** Requirement **
Of the entries below, repeat exactly only those lines from the one containing "Read all visible content and emit it as JSON." through the last line, with pictures omitted.

(App and web page records)
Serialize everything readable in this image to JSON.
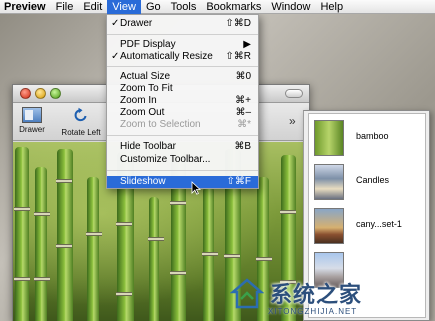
{
  "menubar": {
    "items": [
      {
        "label": "Preview"
      },
      {
        "label": "File"
      },
      {
        "label": "Edit"
      },
      {
        "label": "View"
      },
      {
        "label": "Go"
      },
      {
        "label": "Tools"
      },
      {
        "label": "Bookmarks"
      },
      {
        "label": "Window"
      },
      {
        "label": "Help"
      }
    ],
    "active": "View",
    "active_color": "#2a6bd8"
  },
  "view_menu": {
    "items": [
      {
        "check": "✓",
        "label": "Drawer",
        "shortcut": "⇧⌘D"
      },
      {
        "check": "",
        "label": "PDF Display",
        "shortcut": "▶"
      },
      {
        "check": "✓",
        "label": "Automatically Resize",
        "shortcut": "⇧⌘R"
      },
      {
        "check": "",
        "label": "Actual Size",
        "shortcut": "⌘0"
      },
      {
        "check": "",
        "label": "Zoom To Fit",
        "shortcut": ""
      },
      {
        "check": "",
        "label": "Zoom In",
        "shortcut": "⌘+"
      },
      {
        "check": "",
        "label": "Zoom Out",
        "shortcut": "⌘–"
      },
      {
        "check": "",
        "label": "Zoom to Selection",
        "shortcut": "⌘*"
      },
      {
        "check": "",
        "label": "Hide Toolbar",
        "shortcut": "⌘B"
      },
      {
        "check": "",
        "label": "Customize Toolbar...",
        "shortcut": ""
      },
      {
        "check": "",
        "label": "Slideshow",
        "shortcut": "⇧⌘F"
      }
    ],
    "highlighted": "Slideshow",
    "disabled": [
      "Zoom to Selection"
    ]
  },
  "toolbar": {
    "drawer_label": "Drawer",
    "rotate_label": "Rotate Left",
    "overflow_glyph": "»"
  },
  "drawer": {
    "thumbnails": [
      {
        "label": "bamboo"
      },
      {
        "label": "Candles"
      },
      {
        "label": "cany...set-1"
      },
      {
        "label": ""
      }
    ]
  },
  "watermark": {
    "chinese": "系统之家",
    "english": "XITONGZHIJIA.NET"
  }
}
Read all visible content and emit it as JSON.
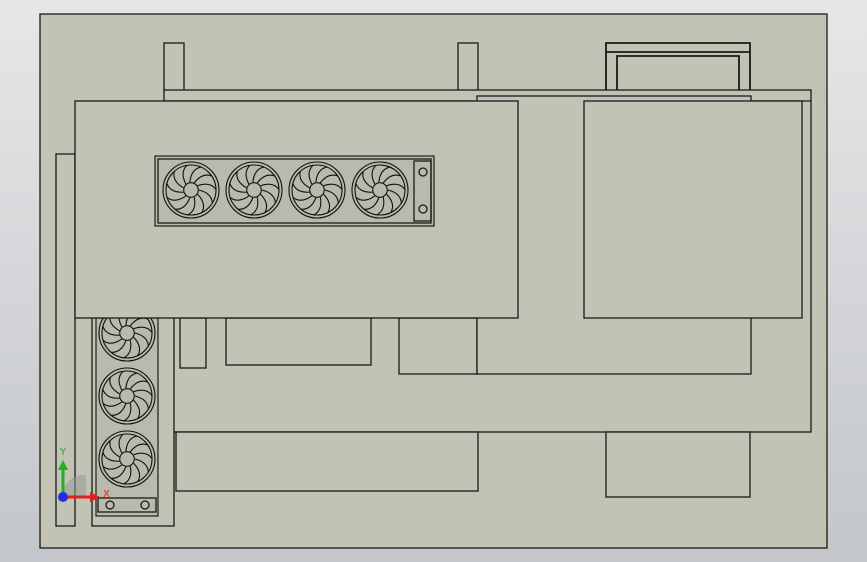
{
  "colors": {
    "background_top": "#e6e7e8",
    "background_bottom": "#c3c6ca",
    "part_face": "#c2c2b5",
    "edge": "#1a1a1a",
    "triad_x": "#e02020",
    "triad_y": "#20b020",
    "triad_z": "#2030e0"
  },
  "top_radiator": {
    "fan_count": 4
  },
  "side_radiator": {
    "fan_count": 3
  },
  "triad": {
    "x_label": "X",
    "y_label": "Y",
    "icon": "coordinate-triad-icon"
  }
}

** Answer space **
Read all visible content and emit it as JSON.
{
  "colors": {
    "background_top": "#e6e7e8",
    "background_bottom": "#c3c6ca",
    "part_face": "#c2c2b5",
    "edge": "#1a1a1a",
    "triad_x": "#e02020",
    "triad_y": "#20b020",
    "triad_z": "#2030e0"
  },
  "top_radiator": {
    "fan_count": 4
  },
  "side_radiator": {
    "fan_count": 3
  },
  "triad": {
    "x_label": "X",
    "y_label": "Y",
    "icon": "coordinate-triad-icon"
  }
}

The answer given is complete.